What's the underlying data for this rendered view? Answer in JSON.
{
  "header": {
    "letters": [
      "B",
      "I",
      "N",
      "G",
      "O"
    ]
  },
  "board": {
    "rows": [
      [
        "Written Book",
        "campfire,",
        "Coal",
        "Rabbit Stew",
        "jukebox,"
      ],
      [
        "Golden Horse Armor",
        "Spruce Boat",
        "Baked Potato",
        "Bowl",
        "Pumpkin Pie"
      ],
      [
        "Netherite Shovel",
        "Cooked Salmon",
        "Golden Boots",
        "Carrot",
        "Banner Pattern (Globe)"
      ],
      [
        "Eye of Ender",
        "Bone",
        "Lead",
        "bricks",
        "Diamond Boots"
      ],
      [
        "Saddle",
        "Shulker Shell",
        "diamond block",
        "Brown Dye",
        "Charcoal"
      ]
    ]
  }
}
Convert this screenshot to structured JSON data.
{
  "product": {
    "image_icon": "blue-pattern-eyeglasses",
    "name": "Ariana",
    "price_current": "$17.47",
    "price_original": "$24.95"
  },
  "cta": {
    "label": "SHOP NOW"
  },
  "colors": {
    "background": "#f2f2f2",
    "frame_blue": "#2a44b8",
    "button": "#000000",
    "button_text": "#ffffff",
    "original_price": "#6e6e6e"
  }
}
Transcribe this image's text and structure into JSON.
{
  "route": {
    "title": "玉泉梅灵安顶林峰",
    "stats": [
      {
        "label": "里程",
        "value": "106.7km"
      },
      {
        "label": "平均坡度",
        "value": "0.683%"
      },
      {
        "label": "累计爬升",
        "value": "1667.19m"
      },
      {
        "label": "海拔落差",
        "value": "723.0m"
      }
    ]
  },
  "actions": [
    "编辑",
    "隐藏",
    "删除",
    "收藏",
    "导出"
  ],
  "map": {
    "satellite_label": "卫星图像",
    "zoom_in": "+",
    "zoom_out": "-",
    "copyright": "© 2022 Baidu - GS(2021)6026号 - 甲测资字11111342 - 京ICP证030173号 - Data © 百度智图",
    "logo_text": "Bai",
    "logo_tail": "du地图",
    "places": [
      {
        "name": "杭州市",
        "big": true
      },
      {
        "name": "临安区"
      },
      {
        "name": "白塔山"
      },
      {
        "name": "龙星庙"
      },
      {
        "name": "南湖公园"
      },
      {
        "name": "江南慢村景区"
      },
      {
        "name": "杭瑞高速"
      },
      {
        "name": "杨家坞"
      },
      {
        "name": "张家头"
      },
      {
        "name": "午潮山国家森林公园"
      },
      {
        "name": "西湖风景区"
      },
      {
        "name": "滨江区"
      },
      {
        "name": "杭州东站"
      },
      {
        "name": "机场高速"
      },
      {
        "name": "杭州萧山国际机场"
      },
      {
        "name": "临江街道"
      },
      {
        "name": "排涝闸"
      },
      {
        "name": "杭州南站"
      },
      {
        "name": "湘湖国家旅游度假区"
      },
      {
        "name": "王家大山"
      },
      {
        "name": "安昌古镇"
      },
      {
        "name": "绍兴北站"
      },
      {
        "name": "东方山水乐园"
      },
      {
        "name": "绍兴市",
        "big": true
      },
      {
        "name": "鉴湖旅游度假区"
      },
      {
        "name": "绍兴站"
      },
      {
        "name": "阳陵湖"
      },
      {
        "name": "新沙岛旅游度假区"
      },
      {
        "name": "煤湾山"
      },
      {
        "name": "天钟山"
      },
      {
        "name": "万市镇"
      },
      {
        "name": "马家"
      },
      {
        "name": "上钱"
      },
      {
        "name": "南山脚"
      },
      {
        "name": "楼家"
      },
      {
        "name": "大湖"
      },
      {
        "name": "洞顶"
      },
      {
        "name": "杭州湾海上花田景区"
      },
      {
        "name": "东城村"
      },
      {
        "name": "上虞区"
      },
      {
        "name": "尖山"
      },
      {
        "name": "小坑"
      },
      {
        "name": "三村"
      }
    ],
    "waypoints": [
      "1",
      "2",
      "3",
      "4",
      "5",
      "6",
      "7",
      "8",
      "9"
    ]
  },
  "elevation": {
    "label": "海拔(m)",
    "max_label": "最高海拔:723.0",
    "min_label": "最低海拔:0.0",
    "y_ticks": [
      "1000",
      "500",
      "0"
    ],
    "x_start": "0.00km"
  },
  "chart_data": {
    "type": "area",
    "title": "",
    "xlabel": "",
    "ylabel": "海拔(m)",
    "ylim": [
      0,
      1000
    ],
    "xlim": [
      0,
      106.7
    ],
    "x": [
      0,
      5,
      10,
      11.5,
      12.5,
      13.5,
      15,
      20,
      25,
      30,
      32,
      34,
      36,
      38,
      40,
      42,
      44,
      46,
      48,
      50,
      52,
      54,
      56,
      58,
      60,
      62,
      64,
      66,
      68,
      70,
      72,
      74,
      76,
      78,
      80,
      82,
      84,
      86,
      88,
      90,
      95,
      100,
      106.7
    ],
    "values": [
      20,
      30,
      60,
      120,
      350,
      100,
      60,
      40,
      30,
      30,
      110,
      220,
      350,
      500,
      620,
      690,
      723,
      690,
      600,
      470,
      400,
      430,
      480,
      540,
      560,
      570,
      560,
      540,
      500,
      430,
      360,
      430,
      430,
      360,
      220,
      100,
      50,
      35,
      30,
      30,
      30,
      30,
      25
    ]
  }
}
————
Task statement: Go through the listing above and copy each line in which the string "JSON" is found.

Solved problem:
What's the underlying data for this rendered view? Answer in JSON.
Convert this screenshot to structured JSON data.
Transcribe this image's text and structure into JSON.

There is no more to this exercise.